So a Ron Paul victory in Iowa will not fundamentally reform the GOP. It will just make Republicans in the other 49 states call up Canada and offer them Iowa in return for some Alberta tar sands and a conditional draft pick. To George Will, the bigger danger emerges if Ron Paul goes 3rd Party.
Will describes what could happen if this took place.
it is plausible to conclude that a Paul candidacy would have these consequences:
• It would enable Mr. Obama to carry two states he lost in 2008: Missouri (10 electoral votes), which he lost by 0.13 points, and Arizona (11), which he lost by 8.52 points to native son John McCain.
• It would enable Mr. Obama to again win four states he captured in 2008 and that the Republican nominee probably must win in 2012: Florida (29), Indiana (11), North Carolina (15) and Virginia (13).
• It would secure Mr. Obama’s hold on the following states he won in 2008 but that Republicans hope to take back next year: New Mexico (5), Colorado (9), Nevada (6), Michigan (16), Ohio (18), Pennsylvania (20) and New Hampshire (4).
This may be idle speculation. The people who will turn up on a cold and rainy morning to vote out the status-quo and audit the Fed already have a movement. George Soros and The Tides Foundation bought them #OWS to play with and thereby secured their allegiance to the Democratic Party section of the national bland-wagon to Gomorrah.
Could Ron Paul really turn out a disaffected rump on the right as Will opines above? All six of the Ron Paul supports here at Redstate (who probably have at least 5 user names apiece) would gladly join such a coalition. However, my suspicion is that they will be too busy voting for Obama in 2012 as they intended to all along.
On the so-called Alternate-Right, some see Ron Paul as the least of three evils. The topsider crowd at National Romney Online will grandly ignore his existence except as a target of ridicule.
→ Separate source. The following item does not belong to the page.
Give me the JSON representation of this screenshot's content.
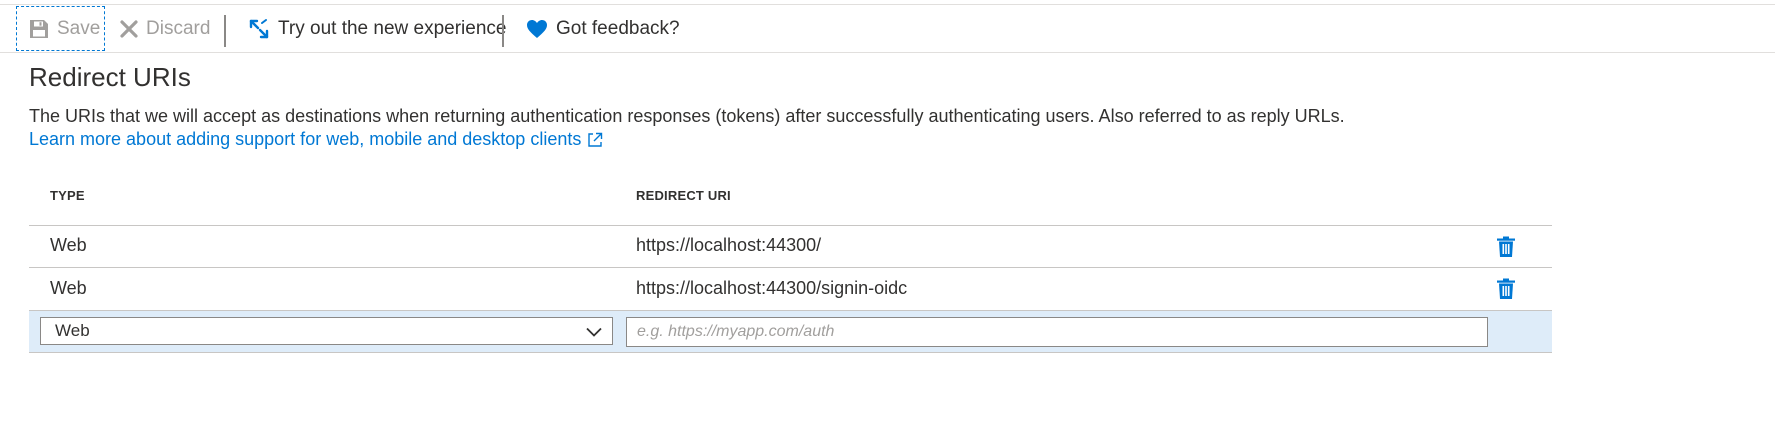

Jay Nordlinger offers a prime example below.
It cracks me up when Ron Paul says, “I, as president, will not do that.” And I, as gold medalist in the decathlon next year, will donate half my Wheaties contract to the Salvation Army.
On balance, I think the Topsider Crowd gets this one right. Will simply must relax and breathe slowly into the brown paper bag. Ron Paul *could* go run as a Libertarian. He *might* even secure their nomination. He has to survive the Bill Self and Gary Johnson cavalry charge. Then he can fly the flag of somewhat respectable anarchy into his retirement from public life. I hope he finds relaxation and respite from having to pander to crowds of the great unwashed demanding that we audit the Fed.